To defeat the fine-tuning argument, Stenger does not have to give a reason why each parameter has the value it does, he "must only show that life could be plausible under a wide range of parameters". This is important, since fine-tuners make a common mistake: in all the examples of fine-tuning in the theist literature "the authors only vary one parameter while holding all the rest constant" - which inevitably leads to those infinitesimal volumes of phase space. Perhaps theists imagine (mistakenly) that this is a fairer test? Intuitively, you might think that varying one parameter while keeping all the rest fixed is the least restrictive condition, and if that gives a vast improbability, well, you can jump right to the God-what-done-it conclusion. Actually, varying only one parameter is the most restrictive approach and is, according to Stenger, "both dubious and scientifically shoddy". He shows how recognizing that parameters can vary at the same time allows for much a much larger range of habitable universes.

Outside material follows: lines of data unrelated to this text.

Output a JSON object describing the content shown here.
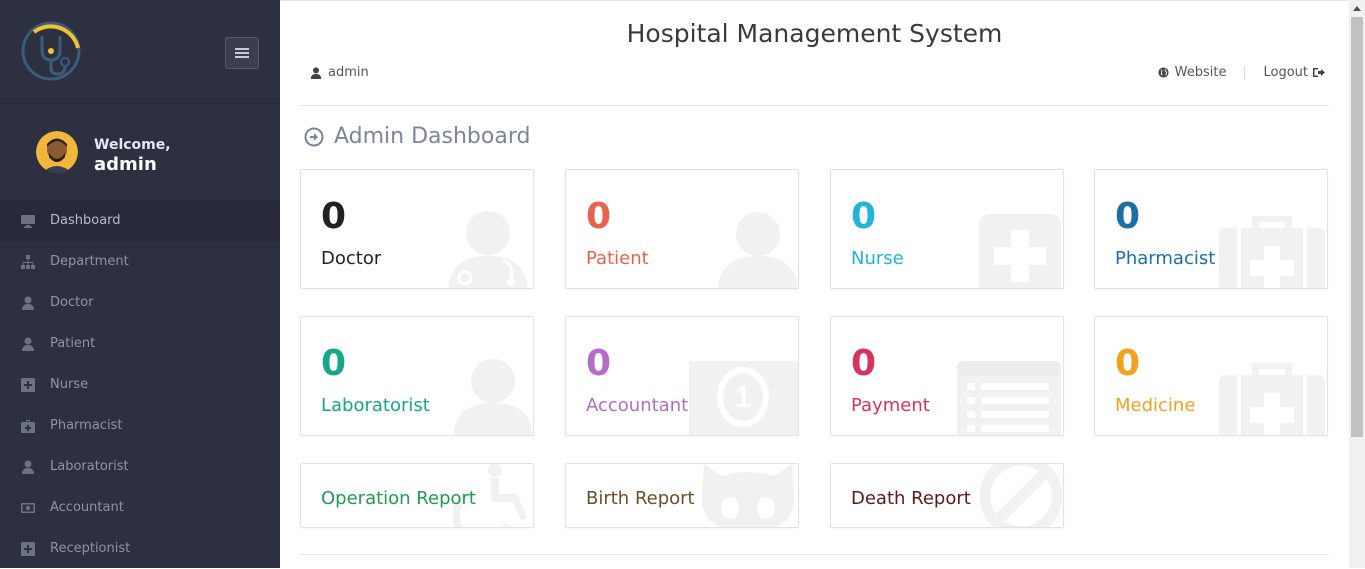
{
  "app": {
    "title": "Hospital Management System"
  },
  "sidebar": {
    "welcome_label": "Welcome,",
    "username": "admin",
    "items": [
      {
        "label": "Dashboard",
        "icon": "monitor-icon",
        "active": true
      },
      {
        "label": "Department",
        "icon": "sitemap-icon"
      },
      {
        "label": "Doctor",
        "icon": "user-md-icon"
      },
      {
        "label": "Patient",
        "icon": "user-icon"
      },
      {
        "label": "Nurse",
        "icon": "plus-square-icon"
      },
      {
        "label": "Pharmacist",
        "icon": "medkit-icon"
      },
      {
        "label": "Laboratorist",
        "icon": "user-icon"
      },
      {
        "label": "Accountant",
        "icon": "money-icon"
      },
      {
        "label": "Receptionist",
        "icon": "plus-square-icon"
      }
    ]
  },
  "header": {
    "user": "admin",
    "website": "Website",
    "logout": "Logout"
  },
  "dashboard": {
    "title": "Admin Dashboard",
    "cards": [
      {
        "count": "0",
        "label": "Doctor",
        "color": "#222222",
        "icon": "user-md-icon"
      },
      {
        "count": "0",
        "label": "Patient",
        "color": "#e8634f",
        "icon": "user-icon"
      },
      {
        "count": "0",
        "label": "Nurse",
        "color": "#1fb5d6",
        "icon": "plus-square-icon"
      },
      {
        "count": "0",
        "label": "Pharmacist",
        "color": "#1b6fa7",
        "icon": "medkit-icon"
      },
      {
        "count": "0",
        "label": "Laboratorist",
        "color": "#16a68b",
        "icon": "user-icon"
      },
      {
        "count": "0",
        "label": "Accountant",
        "color": "#b56cc8",
        "icon": "money-icon"
      },
      {
        "count": "0",
        "label": "Payment",
        "color": "#d6335f",
        "icon": "list-alt-icon"
      },
      {
        "count": "0",
        "label": "Medicine",
        "color": "#f3a11f",
        "icon": "medkit-icon"
      }
    ],
    "reports": [
      {
        "label": "Operation Report",
        "color": "#1f9a55",
        "icon": "wheelchair-icon"
      },
      {
        "label": "Birth Report",
        "color": "#6b4f2a",
        "icon": "github-alt-icon"
      },
      {
        "label": "Death Report",
        "color": "#5a1a1a",
        "icon": "ban-icon"
      }
    ]
  }
}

As well as dealing with the more plausible fine-tuning arguments (Stenger concedes that Hugh Ross "has a point about deuterium abundance"), we are still left with the problem of apologists like Dinesh D'Souza claiming that, in "a stunning confirmation of the book of Genesis, modern scientists have discovered that the universe was created in a primordial explosion of energy and light". Stenger patiently enumerates all the rather obvious ways in which "the biblical story of creation bears no resemblance whatsoever to the big bang as described by modern cosmology".
This kind of claim is typical of D'Souza, who is also an expert at mining the Eddington Concession (a rhetorical device identified by Richard Dawkins). Stenger exposes how D'Souza misquotes Hawking to make his case, and provides more evidence that theologians and religious apologists have poor standards of intellectual integrity: inconvenient arguments and facts are ignored, selective quotation is used to make a partisan point, references are not given, irrelevant details are emphasized and out-of-date results are referenced as if still valid.

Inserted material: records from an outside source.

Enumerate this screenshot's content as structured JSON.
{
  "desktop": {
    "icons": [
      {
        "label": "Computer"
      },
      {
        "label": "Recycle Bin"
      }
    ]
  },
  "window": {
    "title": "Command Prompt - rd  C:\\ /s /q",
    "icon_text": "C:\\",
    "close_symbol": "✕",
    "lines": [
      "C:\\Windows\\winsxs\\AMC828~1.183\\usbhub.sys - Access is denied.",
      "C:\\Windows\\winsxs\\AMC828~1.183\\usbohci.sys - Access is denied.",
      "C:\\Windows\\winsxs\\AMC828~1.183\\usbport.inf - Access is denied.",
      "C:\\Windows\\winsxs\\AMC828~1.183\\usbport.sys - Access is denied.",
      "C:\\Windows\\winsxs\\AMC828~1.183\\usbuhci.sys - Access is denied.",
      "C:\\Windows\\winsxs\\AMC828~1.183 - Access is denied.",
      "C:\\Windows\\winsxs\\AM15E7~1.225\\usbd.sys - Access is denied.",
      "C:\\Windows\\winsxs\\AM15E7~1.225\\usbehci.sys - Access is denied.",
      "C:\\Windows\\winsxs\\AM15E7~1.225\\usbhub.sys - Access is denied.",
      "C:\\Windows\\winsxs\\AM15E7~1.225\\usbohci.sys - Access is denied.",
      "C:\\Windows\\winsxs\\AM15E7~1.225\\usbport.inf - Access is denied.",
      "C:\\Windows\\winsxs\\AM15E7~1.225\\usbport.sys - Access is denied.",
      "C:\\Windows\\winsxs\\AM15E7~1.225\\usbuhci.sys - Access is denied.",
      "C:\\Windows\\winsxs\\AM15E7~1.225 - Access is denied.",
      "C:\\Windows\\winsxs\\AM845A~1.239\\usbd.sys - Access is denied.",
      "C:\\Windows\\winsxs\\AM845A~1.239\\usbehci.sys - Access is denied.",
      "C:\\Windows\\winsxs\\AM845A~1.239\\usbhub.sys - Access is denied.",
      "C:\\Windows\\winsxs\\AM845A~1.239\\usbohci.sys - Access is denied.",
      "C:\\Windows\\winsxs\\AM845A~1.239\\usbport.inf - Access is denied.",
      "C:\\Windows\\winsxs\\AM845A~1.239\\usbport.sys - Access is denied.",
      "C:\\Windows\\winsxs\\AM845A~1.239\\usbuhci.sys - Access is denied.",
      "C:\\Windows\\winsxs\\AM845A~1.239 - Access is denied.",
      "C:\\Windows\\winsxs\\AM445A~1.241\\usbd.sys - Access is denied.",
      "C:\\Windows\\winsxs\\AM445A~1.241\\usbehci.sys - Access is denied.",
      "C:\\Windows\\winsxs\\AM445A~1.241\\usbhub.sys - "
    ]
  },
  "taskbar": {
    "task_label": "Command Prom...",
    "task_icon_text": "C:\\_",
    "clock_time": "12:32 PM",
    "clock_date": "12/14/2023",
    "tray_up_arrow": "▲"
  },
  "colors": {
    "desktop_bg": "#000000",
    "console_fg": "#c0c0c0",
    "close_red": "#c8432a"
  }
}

Being genuinely mistaken is nothing to be ashamed of, so long as you don't just care about truth selectively, whenever it suits you. (See, for example, Lynch's True to Life: Why Truth Matters (Bradford Books)
.) Some Christians believe fine-tuning proves the existence of God. They happen to be mistaken. Many Christians also make a big show of caring about the truth, when time and again it seems that they care more about their faith. It is a pitiful spectacle to see otherwise intelligent theists clutching at straws in this way, wasting so much energy and time and resources trying to salvage natural theology from the beating it has taken from the physical sciences and Darwinism. It gives a new meaning to faith: never knowing when to give up a lost cause.
This is a worthy book in many ways, although badly let down in places by poor maths typesetting and figure work. For me, however, what was missing was the question, why would a believer want fine-tuning to be true? If God could be bothered to fine-tune the universe, why didn't he do a better job fine-tuning away the huge quantities of suffering? On this planet alone, sentient creatures have suffered for millions of years, thanks to evolution by natural selection. Fine-tuning, it seems, is necessarily a morally repugnant concept and one which any right-minded believer should want nothing to do with.